TACO also recently intervened to protect campground operators near the San Marcos River from being assessed a new tax.
Senate Bill 280 originally proposed taxing campgrounds to pay for additional policing and trash control efforts along the San Marcos River. But TACO argued that park owners should not be assessed the tax because many of their guests are snowbirds or Winter Texans who do not use the river.
“Our legislative consultant, Ron Hinkle, set a meeting with the office of state representatives and founding TACO member Jim Rowley of Pecan Park Campground, located on the San Marcos River. During the meeting we requested relief on the camping fees portion of the bill,” Schaeffer said. “Sen. Judith Zaffirini introduced substitute language at the hearing that exempted RV parks regarding camping fees.”
Once the language of SB 280 was changed, Schaeffer testified in favor of the bill and memorialized the fact that RV parks and camping fees would be exempt from the new tax should it be implement.

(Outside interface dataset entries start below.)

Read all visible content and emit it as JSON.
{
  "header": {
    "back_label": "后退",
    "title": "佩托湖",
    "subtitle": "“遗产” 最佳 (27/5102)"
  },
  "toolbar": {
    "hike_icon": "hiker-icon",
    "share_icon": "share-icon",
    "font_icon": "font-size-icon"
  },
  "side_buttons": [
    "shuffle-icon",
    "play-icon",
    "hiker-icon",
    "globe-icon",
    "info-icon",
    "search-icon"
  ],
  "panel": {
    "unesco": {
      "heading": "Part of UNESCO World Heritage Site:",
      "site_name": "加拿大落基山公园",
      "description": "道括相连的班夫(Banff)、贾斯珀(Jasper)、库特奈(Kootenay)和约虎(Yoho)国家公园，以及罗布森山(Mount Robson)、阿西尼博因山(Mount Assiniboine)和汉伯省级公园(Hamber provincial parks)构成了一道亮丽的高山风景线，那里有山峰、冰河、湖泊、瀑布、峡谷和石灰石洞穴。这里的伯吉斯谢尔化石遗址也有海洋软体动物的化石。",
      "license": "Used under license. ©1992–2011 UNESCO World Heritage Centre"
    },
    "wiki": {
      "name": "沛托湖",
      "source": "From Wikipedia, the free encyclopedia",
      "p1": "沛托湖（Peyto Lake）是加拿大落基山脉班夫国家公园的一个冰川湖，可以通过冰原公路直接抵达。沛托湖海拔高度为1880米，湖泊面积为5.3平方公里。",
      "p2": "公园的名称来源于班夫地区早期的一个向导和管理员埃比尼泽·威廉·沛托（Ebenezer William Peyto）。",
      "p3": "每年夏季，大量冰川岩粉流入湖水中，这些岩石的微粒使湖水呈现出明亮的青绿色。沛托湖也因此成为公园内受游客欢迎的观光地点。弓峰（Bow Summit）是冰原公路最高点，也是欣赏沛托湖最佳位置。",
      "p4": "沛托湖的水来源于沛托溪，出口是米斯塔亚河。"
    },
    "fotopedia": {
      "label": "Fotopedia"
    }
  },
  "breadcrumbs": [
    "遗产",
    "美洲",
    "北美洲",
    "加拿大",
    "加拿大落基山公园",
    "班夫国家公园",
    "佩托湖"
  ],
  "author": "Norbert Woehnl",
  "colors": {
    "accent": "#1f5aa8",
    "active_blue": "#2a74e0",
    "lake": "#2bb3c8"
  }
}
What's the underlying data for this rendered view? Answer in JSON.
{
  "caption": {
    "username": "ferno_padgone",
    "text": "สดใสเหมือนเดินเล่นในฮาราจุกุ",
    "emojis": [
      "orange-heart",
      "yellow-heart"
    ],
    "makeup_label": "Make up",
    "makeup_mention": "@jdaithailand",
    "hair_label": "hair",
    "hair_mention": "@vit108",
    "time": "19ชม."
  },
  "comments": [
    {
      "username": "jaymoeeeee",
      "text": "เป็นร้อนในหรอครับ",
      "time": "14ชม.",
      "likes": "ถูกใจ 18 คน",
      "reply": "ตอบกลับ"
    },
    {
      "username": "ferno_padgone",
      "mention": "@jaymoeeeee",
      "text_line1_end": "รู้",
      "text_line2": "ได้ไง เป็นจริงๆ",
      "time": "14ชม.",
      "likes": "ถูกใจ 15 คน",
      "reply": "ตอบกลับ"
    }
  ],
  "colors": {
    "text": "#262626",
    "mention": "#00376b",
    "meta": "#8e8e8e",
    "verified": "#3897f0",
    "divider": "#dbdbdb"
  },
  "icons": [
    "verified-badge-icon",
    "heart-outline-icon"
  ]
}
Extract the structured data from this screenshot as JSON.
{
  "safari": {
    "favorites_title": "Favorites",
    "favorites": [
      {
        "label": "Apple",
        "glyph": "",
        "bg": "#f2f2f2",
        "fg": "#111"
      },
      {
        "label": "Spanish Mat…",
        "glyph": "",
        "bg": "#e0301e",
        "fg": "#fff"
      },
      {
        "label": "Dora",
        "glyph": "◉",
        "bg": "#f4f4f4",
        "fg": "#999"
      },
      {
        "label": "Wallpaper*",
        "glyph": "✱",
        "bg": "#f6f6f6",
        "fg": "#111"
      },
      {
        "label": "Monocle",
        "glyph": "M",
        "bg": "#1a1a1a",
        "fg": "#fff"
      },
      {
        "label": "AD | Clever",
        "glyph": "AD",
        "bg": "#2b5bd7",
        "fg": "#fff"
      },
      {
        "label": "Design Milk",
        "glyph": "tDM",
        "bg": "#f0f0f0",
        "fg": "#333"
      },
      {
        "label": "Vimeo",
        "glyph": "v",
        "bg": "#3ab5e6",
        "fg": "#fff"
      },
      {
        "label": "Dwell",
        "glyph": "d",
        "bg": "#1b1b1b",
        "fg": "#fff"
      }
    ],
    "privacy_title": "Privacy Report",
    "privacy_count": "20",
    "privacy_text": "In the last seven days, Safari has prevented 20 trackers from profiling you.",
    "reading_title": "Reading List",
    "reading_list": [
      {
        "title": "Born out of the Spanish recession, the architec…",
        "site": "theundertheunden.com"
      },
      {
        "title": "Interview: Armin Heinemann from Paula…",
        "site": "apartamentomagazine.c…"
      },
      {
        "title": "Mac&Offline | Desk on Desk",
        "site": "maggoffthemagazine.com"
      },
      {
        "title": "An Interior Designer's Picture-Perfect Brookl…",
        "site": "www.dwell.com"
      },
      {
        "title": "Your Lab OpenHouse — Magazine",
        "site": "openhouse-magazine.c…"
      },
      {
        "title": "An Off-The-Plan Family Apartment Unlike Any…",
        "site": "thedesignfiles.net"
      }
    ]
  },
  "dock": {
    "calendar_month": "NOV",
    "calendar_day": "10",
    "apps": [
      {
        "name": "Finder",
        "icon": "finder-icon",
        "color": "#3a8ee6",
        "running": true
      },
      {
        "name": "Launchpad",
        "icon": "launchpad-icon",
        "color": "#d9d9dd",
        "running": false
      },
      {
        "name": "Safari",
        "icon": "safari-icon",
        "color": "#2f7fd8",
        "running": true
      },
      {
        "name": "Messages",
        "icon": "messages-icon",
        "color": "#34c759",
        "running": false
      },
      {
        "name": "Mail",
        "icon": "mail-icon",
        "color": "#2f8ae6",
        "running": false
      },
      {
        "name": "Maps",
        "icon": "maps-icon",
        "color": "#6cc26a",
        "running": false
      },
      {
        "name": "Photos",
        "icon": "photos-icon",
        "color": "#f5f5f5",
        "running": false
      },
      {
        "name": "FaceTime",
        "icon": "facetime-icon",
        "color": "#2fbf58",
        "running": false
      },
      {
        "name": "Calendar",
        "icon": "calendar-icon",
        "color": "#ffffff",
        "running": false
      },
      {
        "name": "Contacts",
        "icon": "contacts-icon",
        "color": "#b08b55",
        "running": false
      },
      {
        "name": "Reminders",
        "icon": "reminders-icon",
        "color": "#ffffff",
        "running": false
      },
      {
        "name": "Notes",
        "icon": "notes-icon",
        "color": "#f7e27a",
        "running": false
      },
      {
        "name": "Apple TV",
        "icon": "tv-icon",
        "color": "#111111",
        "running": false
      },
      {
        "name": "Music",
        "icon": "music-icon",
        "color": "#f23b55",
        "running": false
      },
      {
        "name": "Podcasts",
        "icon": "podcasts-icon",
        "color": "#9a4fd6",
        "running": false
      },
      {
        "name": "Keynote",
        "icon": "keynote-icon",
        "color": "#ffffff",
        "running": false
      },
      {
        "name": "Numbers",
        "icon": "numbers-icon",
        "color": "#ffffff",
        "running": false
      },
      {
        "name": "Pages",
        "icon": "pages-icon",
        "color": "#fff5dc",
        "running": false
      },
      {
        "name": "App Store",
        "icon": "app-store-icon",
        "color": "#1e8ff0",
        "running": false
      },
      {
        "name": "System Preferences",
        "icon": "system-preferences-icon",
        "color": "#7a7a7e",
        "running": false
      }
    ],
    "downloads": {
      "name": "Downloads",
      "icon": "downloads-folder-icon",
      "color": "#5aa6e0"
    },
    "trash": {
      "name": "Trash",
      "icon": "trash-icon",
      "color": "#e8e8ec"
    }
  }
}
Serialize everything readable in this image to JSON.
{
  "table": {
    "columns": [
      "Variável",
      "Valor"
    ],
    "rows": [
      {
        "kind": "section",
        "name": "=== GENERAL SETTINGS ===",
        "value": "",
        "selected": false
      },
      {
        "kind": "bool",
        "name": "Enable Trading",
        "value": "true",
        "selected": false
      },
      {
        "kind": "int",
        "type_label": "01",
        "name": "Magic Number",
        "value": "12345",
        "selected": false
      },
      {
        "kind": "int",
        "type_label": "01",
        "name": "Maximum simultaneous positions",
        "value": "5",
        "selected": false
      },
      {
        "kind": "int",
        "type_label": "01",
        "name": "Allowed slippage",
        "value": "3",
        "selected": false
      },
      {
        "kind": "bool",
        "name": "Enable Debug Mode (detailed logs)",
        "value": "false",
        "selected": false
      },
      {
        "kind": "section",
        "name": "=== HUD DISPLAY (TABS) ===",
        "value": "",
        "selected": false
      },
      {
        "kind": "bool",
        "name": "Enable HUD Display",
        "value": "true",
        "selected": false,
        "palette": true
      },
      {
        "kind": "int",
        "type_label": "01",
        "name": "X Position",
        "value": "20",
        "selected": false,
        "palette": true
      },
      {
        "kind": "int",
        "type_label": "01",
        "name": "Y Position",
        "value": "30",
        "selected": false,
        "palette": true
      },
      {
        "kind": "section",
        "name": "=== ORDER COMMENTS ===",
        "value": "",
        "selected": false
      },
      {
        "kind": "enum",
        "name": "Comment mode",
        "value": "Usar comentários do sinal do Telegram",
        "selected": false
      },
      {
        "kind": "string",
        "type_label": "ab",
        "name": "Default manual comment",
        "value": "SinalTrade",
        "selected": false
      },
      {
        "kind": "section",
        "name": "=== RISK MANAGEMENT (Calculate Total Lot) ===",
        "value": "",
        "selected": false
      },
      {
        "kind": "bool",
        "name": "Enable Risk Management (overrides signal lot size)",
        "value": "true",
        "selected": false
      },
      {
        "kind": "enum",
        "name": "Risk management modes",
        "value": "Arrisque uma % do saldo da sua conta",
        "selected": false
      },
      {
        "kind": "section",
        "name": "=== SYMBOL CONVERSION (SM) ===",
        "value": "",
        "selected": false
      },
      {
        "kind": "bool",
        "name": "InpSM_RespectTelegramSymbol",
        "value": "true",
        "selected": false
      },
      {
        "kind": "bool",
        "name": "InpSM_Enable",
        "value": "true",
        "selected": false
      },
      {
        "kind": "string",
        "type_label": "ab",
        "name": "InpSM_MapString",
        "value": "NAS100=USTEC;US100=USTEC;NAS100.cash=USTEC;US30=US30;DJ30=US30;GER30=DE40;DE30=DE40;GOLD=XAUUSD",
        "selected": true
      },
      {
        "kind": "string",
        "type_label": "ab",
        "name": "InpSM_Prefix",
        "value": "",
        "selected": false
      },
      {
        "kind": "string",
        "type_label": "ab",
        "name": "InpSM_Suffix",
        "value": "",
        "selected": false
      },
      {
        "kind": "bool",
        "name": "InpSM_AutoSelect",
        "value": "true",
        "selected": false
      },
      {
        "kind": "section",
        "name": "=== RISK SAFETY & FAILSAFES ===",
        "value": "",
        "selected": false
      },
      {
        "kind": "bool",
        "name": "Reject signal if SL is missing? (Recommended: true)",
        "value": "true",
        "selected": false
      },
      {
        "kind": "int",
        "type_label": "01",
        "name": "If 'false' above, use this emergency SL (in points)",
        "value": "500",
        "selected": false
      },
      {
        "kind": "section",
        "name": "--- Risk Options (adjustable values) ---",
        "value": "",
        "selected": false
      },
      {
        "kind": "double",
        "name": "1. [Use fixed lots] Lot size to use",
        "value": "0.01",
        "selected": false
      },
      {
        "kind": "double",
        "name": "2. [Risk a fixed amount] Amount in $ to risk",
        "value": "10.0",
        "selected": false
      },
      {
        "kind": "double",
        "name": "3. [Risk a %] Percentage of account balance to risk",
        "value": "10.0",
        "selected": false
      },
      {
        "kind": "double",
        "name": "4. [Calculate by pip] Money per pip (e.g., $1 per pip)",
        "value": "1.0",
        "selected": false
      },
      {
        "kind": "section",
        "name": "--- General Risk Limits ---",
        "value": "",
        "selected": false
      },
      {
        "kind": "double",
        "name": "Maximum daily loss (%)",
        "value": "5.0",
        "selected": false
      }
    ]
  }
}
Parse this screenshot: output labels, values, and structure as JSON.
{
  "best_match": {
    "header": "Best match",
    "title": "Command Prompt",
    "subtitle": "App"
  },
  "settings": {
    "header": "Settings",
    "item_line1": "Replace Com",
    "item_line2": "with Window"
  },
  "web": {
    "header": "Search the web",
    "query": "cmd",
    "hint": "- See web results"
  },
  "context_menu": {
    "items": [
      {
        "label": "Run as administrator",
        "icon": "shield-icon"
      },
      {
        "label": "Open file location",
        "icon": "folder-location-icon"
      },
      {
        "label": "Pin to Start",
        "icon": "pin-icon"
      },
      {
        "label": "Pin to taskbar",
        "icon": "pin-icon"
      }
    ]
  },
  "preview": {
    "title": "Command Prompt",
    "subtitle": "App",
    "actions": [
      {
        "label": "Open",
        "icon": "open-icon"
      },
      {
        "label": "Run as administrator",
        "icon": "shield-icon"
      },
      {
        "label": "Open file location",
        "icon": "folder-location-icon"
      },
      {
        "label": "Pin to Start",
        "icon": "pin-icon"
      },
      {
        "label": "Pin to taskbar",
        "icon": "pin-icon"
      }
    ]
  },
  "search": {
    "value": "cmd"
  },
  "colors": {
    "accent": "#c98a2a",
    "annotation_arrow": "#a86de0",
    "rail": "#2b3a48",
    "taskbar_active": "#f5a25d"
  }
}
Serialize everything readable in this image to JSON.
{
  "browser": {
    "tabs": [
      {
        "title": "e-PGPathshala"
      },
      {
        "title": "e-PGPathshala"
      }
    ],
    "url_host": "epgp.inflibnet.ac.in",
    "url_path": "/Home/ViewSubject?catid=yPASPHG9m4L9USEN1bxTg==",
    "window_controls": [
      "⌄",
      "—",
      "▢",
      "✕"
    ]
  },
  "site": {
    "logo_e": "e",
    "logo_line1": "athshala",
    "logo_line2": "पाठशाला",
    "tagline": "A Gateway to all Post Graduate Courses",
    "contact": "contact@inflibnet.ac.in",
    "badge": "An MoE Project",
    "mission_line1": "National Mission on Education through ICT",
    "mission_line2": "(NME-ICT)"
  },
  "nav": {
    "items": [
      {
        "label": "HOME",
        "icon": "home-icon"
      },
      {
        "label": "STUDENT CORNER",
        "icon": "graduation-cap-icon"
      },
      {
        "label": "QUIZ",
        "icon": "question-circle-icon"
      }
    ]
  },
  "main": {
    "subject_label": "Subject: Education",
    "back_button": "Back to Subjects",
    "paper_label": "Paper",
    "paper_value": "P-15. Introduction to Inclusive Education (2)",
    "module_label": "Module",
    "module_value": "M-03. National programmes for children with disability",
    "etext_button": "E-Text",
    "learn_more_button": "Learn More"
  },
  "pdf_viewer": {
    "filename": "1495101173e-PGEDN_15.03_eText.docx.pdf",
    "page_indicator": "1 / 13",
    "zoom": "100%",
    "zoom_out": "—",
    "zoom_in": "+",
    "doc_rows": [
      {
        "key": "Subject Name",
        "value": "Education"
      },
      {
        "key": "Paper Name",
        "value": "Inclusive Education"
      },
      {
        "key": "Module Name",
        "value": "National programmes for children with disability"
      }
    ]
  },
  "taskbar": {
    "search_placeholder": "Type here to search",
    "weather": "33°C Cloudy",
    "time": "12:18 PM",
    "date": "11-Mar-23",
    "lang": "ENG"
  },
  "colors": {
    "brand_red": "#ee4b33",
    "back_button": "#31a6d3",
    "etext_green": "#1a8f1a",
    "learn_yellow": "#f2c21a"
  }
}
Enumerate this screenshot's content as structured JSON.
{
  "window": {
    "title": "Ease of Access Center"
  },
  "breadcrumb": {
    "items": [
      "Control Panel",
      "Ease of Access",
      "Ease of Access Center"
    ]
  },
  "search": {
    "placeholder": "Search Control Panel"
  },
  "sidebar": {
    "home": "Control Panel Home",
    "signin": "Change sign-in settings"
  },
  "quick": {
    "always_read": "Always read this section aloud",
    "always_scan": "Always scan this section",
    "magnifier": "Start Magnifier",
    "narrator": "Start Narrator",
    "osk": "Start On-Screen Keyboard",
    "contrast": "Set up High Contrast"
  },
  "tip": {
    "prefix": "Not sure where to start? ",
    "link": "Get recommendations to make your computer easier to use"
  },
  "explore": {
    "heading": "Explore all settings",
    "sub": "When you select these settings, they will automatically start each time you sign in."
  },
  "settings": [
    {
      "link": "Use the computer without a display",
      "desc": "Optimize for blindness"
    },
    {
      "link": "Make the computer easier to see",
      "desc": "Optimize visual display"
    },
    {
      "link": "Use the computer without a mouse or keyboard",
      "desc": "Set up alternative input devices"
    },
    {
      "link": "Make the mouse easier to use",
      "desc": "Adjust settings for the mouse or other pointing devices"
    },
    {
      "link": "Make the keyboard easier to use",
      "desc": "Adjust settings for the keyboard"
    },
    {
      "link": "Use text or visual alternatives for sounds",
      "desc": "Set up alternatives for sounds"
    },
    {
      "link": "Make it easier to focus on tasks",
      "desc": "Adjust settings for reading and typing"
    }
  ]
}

“Fighting for our members at the state capitol to protect their businesses and rights is the number one TACO member benefit,” Schaeffer said. “I am proud to represent TACO members on these important matters.”
Both HB 2152 and SB 280 are expected to move through legislative committees in the coming weeks and eventually face a full up or down vote of the Legislature.
The Texas Association of Campground Owners (TACO) is anticipating an influx of campers to the state during the upcoming spring break, according to a press release.
“Some of our parks are already filling up for spring break,” said Brian Schaeffer, executive director and CEO for TACO.
In the Dallas/Fort Worth area, The Vineyards Campground & Cabins on Grapevine Lake is gearing up for big crowds. “We are ramping up our golf carts inventory to handle the crowds,” said campground manager Joe Moore. “We also have an endless supply of firewood and s’mores ingredients and we’ve made our list of ice creams to have on board. We even have a new t-shirt design to roll out.”
Moore said The Vineyards will have planned activities throughout spring break period. “March is when the fish really start biting out on the lake,” he said, adding that the park has kayak, paddle boat and bicycle rentals.
Further south, Hill Country RV Resort in New Braunfels is planning several activities in the spring break period, including nightly Disney movies, marshmallow roasts, donut socials, kids crafts and Karaoke events, according to park manager Bryan Kastleman. The park’s amenities include an indoor heated pool and a jumping pillow, said .
Some parks anticipate a busy March because spring break schedules vary by school district.
“Our spring break will be most busy from March 7 to 17,” said Larry Jones, who owns the Jellystone Park Camp-Resort in Canyon Lake which has both RV sites and rental accommodations. But the park also expects to be busy from March 18 to 24 because some schools in Texas and Oklahoma have their spring break at that time.
While campgrounds, RV parks and resorts expect to be full for spring break, several parks still had some sites and rental accommodations available as of last week.